If you elect to build with us, we will nominate a builder for you based on the type of house you had previously or are repairing. 

Your build contract will be between you, the builder and Southern Response.   Arrow will coordinate aspects of the rebuild or repair for you.  They will liaise directly with you and your builder as required – whether you are repairing or rebuilding with either Build to Budget or Replicate to Policy.

Frequently asked questions about our builder selection

What if I am not happy with the builder you select?      

If you don’t want the first builder we nominate for you, and can present acceptable reasons for that, we will try to offer you a second builder. However, we recommend that you accept our first selection, as we make every effort to match the builder to your project and to ensure that the builder is able to work to the specified time-frame.   

Moving to a second choice of builder may mean that our planned start date for your rebuild or repair is delayed, due to the chosen builder’s capacity and workload.

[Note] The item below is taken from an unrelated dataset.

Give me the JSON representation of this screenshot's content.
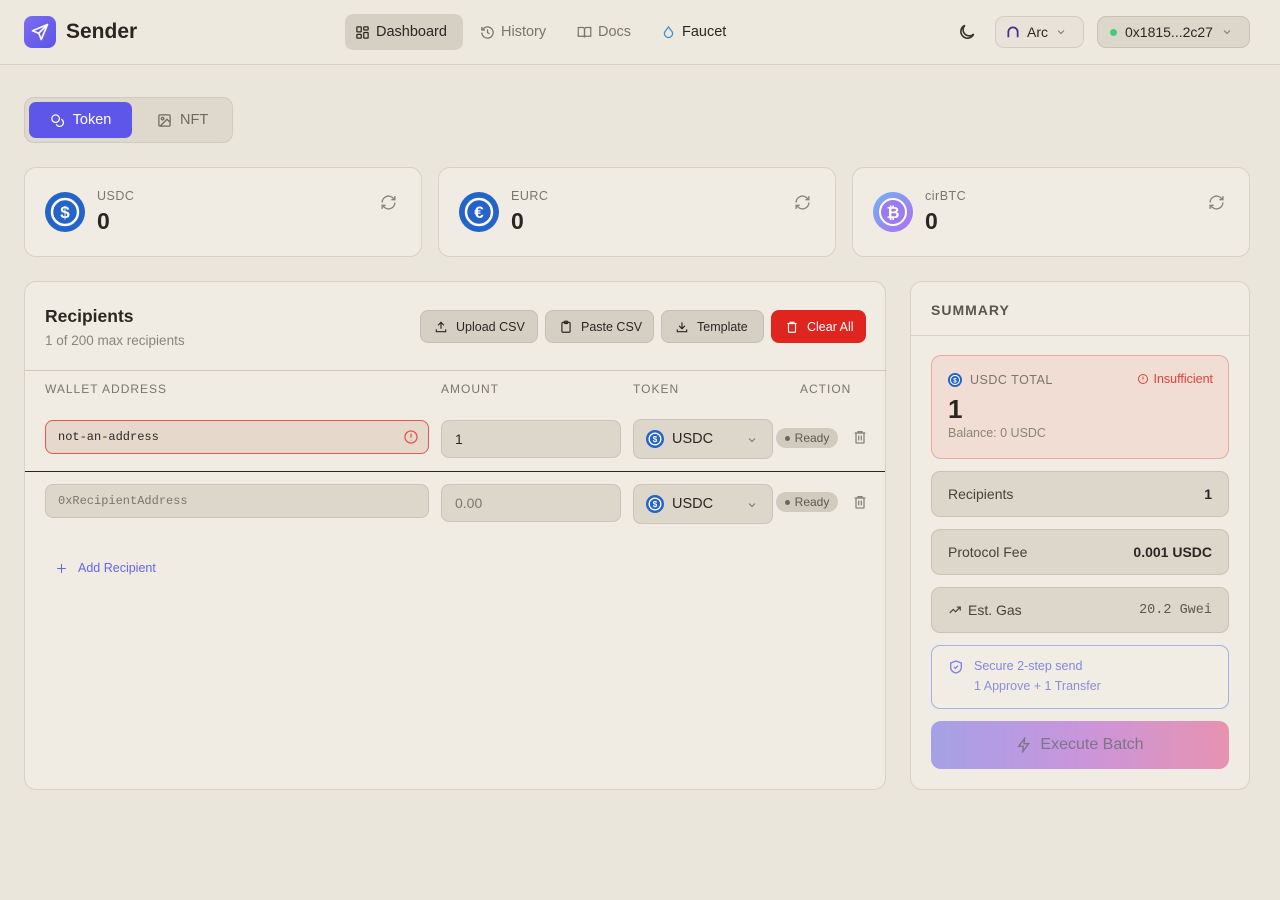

What if I don’t agree with the second builder you nominate?

If this occurs, you may want to consider our self-managed build option which gives you full control over the project.  You can use a builder of your own choice if you elect a self-managed build option (for rebuild or repair).  If you choose this option, we will require a signed building contract to confirm the work will occur.  We also need to be comfortable with the scope of the work if your house is a repair.  Southern Response will have no responsibility for the outcome of the building work.

How do I pursue the self-managed build option?

When we have agreed how much Southern Response will contribute to the build of your new home you can start talking to builders about your project.  

You should then give us a contract from your preferred builder so that we can confirm that you are doing the building work in compliance with the AMI policy conditions.  We will enter into a settlement agreement with you and pay the amount that reflects the value of your claim with us (either for the rebuild or repair value of the damage to your house).

Any costs already incurred by us toward your original plans to build with us must be reimbursed by you, or deducted from your cash settlement.

More rebuild information sheets from the Ministry of Business, Innovation and Employment

The Ministry of Business, Innovation and Employment has released a set of Canterbury rebuild information sheets on it’s website (here).

The topics covered are:

  • TC1, TC2, & TC3 foundations [PDF 672 KB, 6 pages] – info sheet published January 2013
  • Questions and Answers: Technical categories – Version 2 [PDF 430 KB, 8 pages] – info sheet published February 2013
  • Information sheet: TC3 foundation options – February 2013 [PDF 506 KB, 2 pages] – info sheet published February 2013
  • Information sheet: Using lighter cladding for your rebuild or repair in TC3 – February 2013 [PDF 578 KB, 2 pages] – info sheet published February 2013
  • Information sheet: Repairing, rebuilding and re-levelling foundations damaged by the Canterbury earthquakes – [PDF 460 KB, 4 pages] – info sheet published March 2013

.